Feedback pt. 2
Traditional Feedback is Explicit
Feedback is the means by which any system makes changes. From the gene pool to the swimming pool, feedback works to eliminate the insufficient and improve the sufficient. (See what I did with the “pool” thing?)
Your car gives you feedback if the oil is running low - this allows you to take corrective action before ruining your action. Your computer gives you feedback if its running hot - this allows you to save your work before your computer automatically shuts down, to cool off. Just about any system that can break has feedback mechanisms built in, so the user can evaluate the individual components of that system before the effect of poor performance ruins the whole thing.
Coaches and teachers give feedback, too. If your not throwing the ball right, or moving in exactly the right way, a good coach will give you feedback so you can improve. If your paper is not shaping up as it should, your teacher will give you feedback.
Here’s the problem - in each of these examples, there is a built-in system for feedback. If your car says the oil is low, or your gas is running out, you don’t get angry and stomp off. If your coach tells you how to do a specific move better, you (hopefully) don’t take it as a personal dig.
When It Is Not Explicit
In most areas of life, however, feedback is not built it. It just happens, if you happen to be looking for it or not. Users complaining about a problem (real or perceived) constitute feedback, even though they didn’t fill out a survey. If everyone you are talking to ends up leaving the conversation, they are giving you feedback, even though they’ll never tell you why they’re leaving.

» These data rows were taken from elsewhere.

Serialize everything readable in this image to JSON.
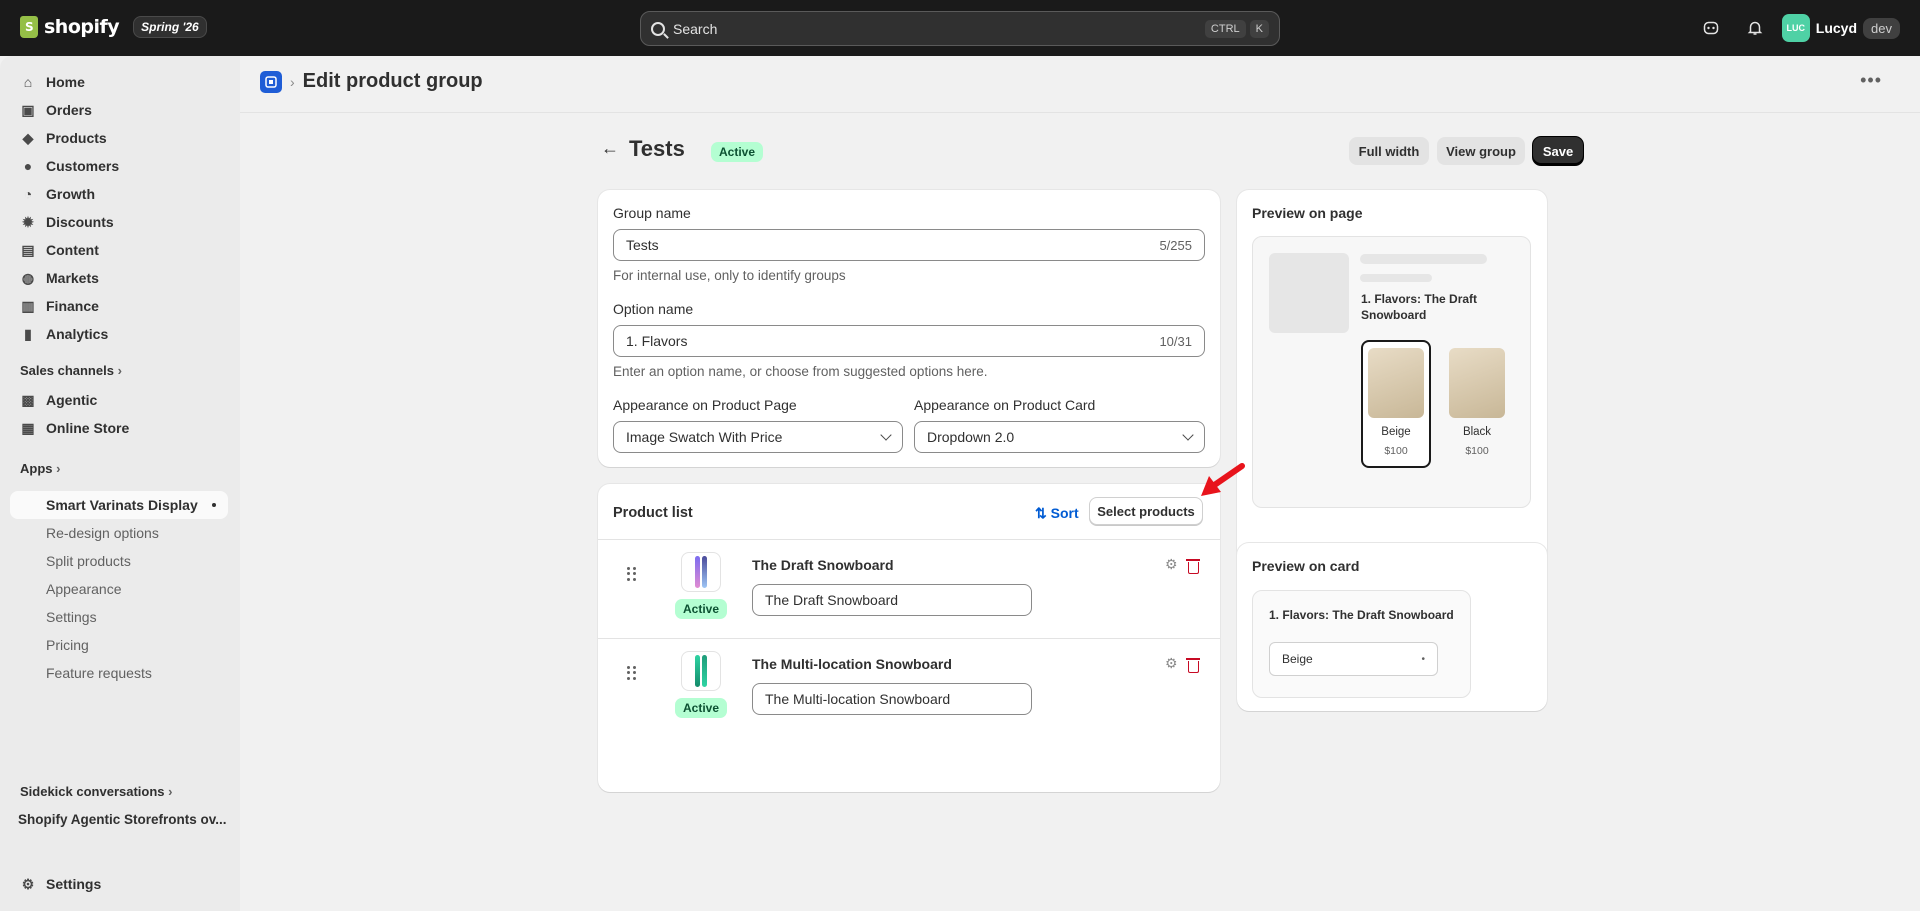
{
  "topbar": {
    "logo_text": "shopify",
    "release_badge": "Spring '26",
    "search_placeholder": "Search",
    "shortcut_keys": [
      "CTRL",
      "K"
    ],
    "avatar_initials": "LUC",
    "store_name": "Lucyd",
    "store_badge": "dev"
  },
  "sidebar": {
    "nav": [
      {
        "label": "Home",
        "icon": "home-icon",
        "glyph": "⌂"
      },
      {
        "label": "Orders",
        "icon": "inbox-icon",
        "glyph": "▣"
      },
      {
        "label": "Products",
        "icon": "tag-icon",
        "glyph": "◆"
      },
      {
        "label": "Customers",
        "icon": "person-icon",
        "glyph": "●"
      },
      {
        "label": "Growth",
        "icon": "growth-icon",
        "glyph": "◔"
      },
      {
        "label": "Discounts",
        "icon": "discount-icon",
        "glyph": "✹"
      },
      {
        "label": "Content",
        "icon": "content-icon",
        "glyph": "▤"
      },
      {
        "label": "Markets",
        "icon": "globe-icon",
        "glyph": "◍"
      },
      {
        "label": "Finance",
        "icon": "bank-icon",
        "glyph": "▥"
      },
      {
        "label": "Analytics",
        "icon": "chart-icon",
        "glyph": "▮"
      }
    ],
    "sales_channels_label": "Sales channels",
    "channels": [
      {
        "label": "Agentic",
        "icon": "agentic-icon",
        "glyph": "▩"
      },
      {
        "label": "Online Store",
        "icon": "storefront-icon",
        "glyph": "▦"
      }
    ],
    "apps_label": "Apps",
    "app_items": [
      {
        "label": "Smart Varinats Display"
      },
      {
        "label": "Re-design options"
      },
      {
        "label": "Split products"
      },
      {
        "label": "Appearance"
      },
      {
        "label": "Settings"
      },
      {
        "label": "Pricing"
      },
      {
        "label": "Feature requests"
      }
    ],
    "sidekick_label": "Sidekick conversations",
    "sidekick_item": "Shopify Agentic Storefronts ov...",
    "settings_label": "Settings"
  },
  "header": {
    "title": "Edit product group"
  },
  "group": {
    "title": "Tests",
    "status": "Active",
    "buttons": {
      "full_width": "Full width",
      "view_group": "View group",
      "save": "Save"
    }
  },
  "form": {
    "group_name_label": "Group name",
    "group_name_value": "Tests",
    "group_name_counter": "5/255",
    "group_name_help": "For internal use, only to identify groups",
    "option_name_label": "Option name",
    "option_name_value": "1. Flavors",
    "option_name_counter": "10/31",
    "option_name_help": "Enter an option name, or choose from suggested options here.",
    "appearance_page_label": "Appearance on Product Page",
    "appearance_page_value": "Image Swatch With Price",
    "appearance_card_label": "Appearance on Product Card",
    "appearance_card_value": "Dropdown 2.0"
  },
  "product_list": {
    "title": "Product list",
    "sort_label": "Sort",
    "select_label": "Select products",
    "rows": [
      {
        "name": "The Draft Snowboard",
        "status": "Active",
        "option_value": "The Draft Snowboard"
      },
      {
        "name": "The Multi-location Snowboard",
        "status": "Active",
        "option_value": "The Multi-location Snowboard"
      }
    ]
  },
  "preview_page": {
    "title": "Preview on page",
    "product_title": "1. Flavors: The Draft Snowboard",
    "swatches": [
      {
        "label": "Beige",
        "price": "$100"
      },
      {
        "label": "Black",
        "price": "$100"
      }
    ]
  },
  "preview_card": {
    "title": "Preview on card",
    "product_title": "1. Flavors: The Draft Snowboard",
    "select_value": "Beige"
  },
  "colors": {
    "accent_link": "#005bd3",
    "active_badge_bg": "#b4fed2",
    "danger": "#c70a24",
    "annotation": "#e8141c"
  }
}
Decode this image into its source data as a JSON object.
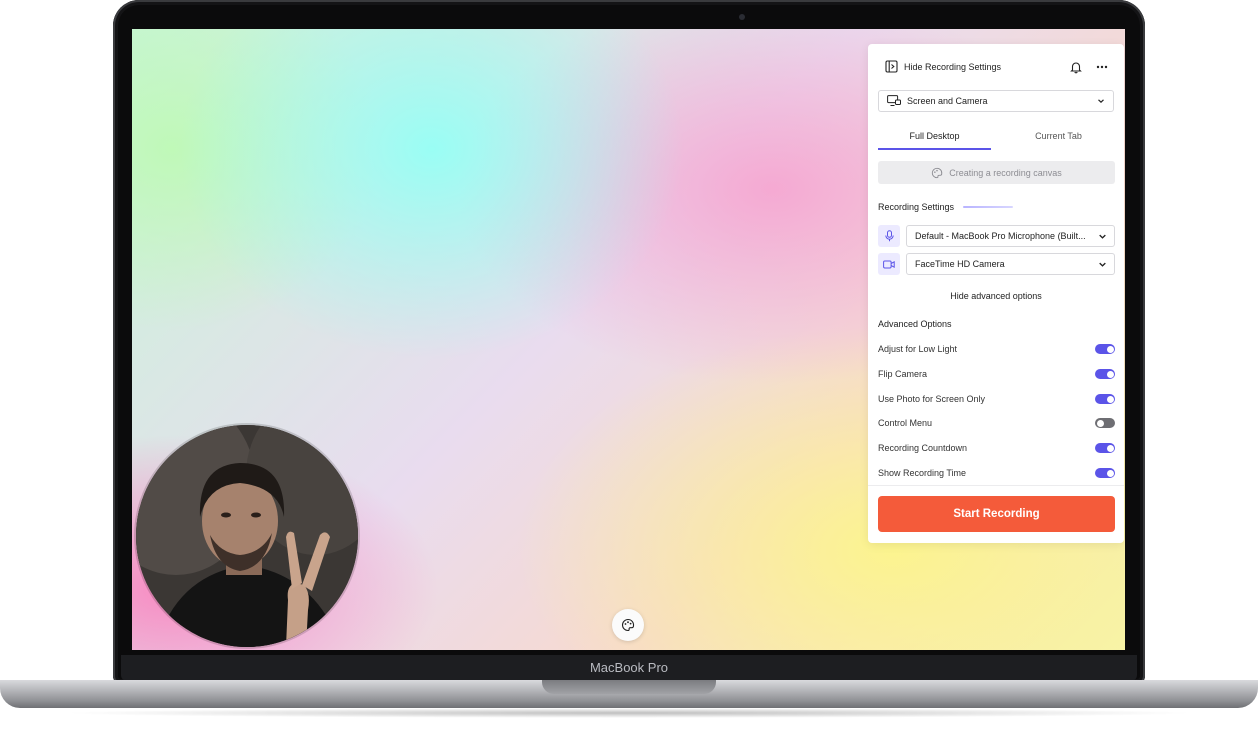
{
  "device": {
    "brand_label": "MacBook Pro"
  },
  "panel": {
    "hide_settings_label": "Hide Recording Settings",
    "capture_mode": "Screen and Camera",
    "tabs": [
      {
        "label": "Full Desktop",
        "active": true
      },
      {
        "label": "Current Tab",
        "active": false
      }
    ],
    "canvas_button_label": "Creating a recording canvas",
    "recording_settings_title": "Recording Settings",
    "microphone": "Default - MacBook Pro Microphone (Built...",
    "camera": "FaceTime HD Camera",
    "hide_advanced_label": "Hide advanced options",
    "advanced_title": "Advanced Options",
    "options": [
      {
        "label": "Adjust for Low Light",
        "on": true
      },
      {
        "label": "Flip Camera",
        "on": true
      },
      {
        "label": "Use Photo for Screen Only",
        "on": true
      },
      {
        "label": "Control Menu",
        "on": false
      },
      {
        "label": "Recording Countdown",
        "on": true
      },
      {
        "label": "Show Recording Time",
        "on": true
      }
    ],
    "start_label": "Start Recording"
  },
  "colors": {
    "accent": "#5b54e8",
    "start_button": "#f45b3a"
  },
  "icons": {
    "sidebar_toggle": "panel-toggle-icon",
    "notifications": "bell-icon",
    "menu": "more-horizontal-icon",
    "mode": "screen-camera-icon",
    "microphone": "microphone-icon",
    "camera": "video-camera-icon",
    "palette": "palette-icon"
  }
}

These subtle forms of feedback are extremely valuable, and if you are attentive, you can learn a lot about how people relate to you, your product, and your ideas. I am not advocating reshaping yourself based on the subtle indicators ofothers, but you would be wise to be aware of the messages that are being sent. You can then pick and choose which to be attentive to.
Here are three areas where I’m trying to wrap my head around explicit vs. implicit feedback:
At my job, I talk with the users of our product regularly. They usually get in touch with us only when they are confused or their expectations have not been met. I could pass this off as user “confusion” or “user being disconnected from reality”, or I can think “their reaction is because something is not being communicated as it should be. Let me figure out what that is.”
I am intentional about trying to meet with people that I respect, so I can learn from them. Sometimes these attempts do not pan out - I could either dismiss the unsuccessful attempts as “he’s being a jerk” or “he must be really really busy”, or, I can think “Someone could figure out how to get in touch with this guy - what does that person know that I do not? How can I learn that too?’
Here is a reversal of implicit vs. explicit feedback: My wife is a source of tremendous joy to me. Her favorite things are different than my favorite things, however. She feels very loved if, as we’re driving somewhere far away, I pull over and make a spontaneous date out of a meal, rather than eating in the car. Whenever we’ve done this, she tells me in very plain words “This makes me feel loved. Thank you.” No matter how well I know this, I still regularly try to trick myself into thinking she doesn’t care that much, so we’ll just grab food while driving. In this last instance, I try to make explicit feedback (“This makes me feel loved”) into implicit feedback (“That was fun”) and then dismiss it. Not something I’m proud of, but its what I do, in order to get my way.
This is my thoughts on feedback. There is a lot of growth that can happen quickly if you pay attention to how things are received, and adjust accordingly.
Get at it.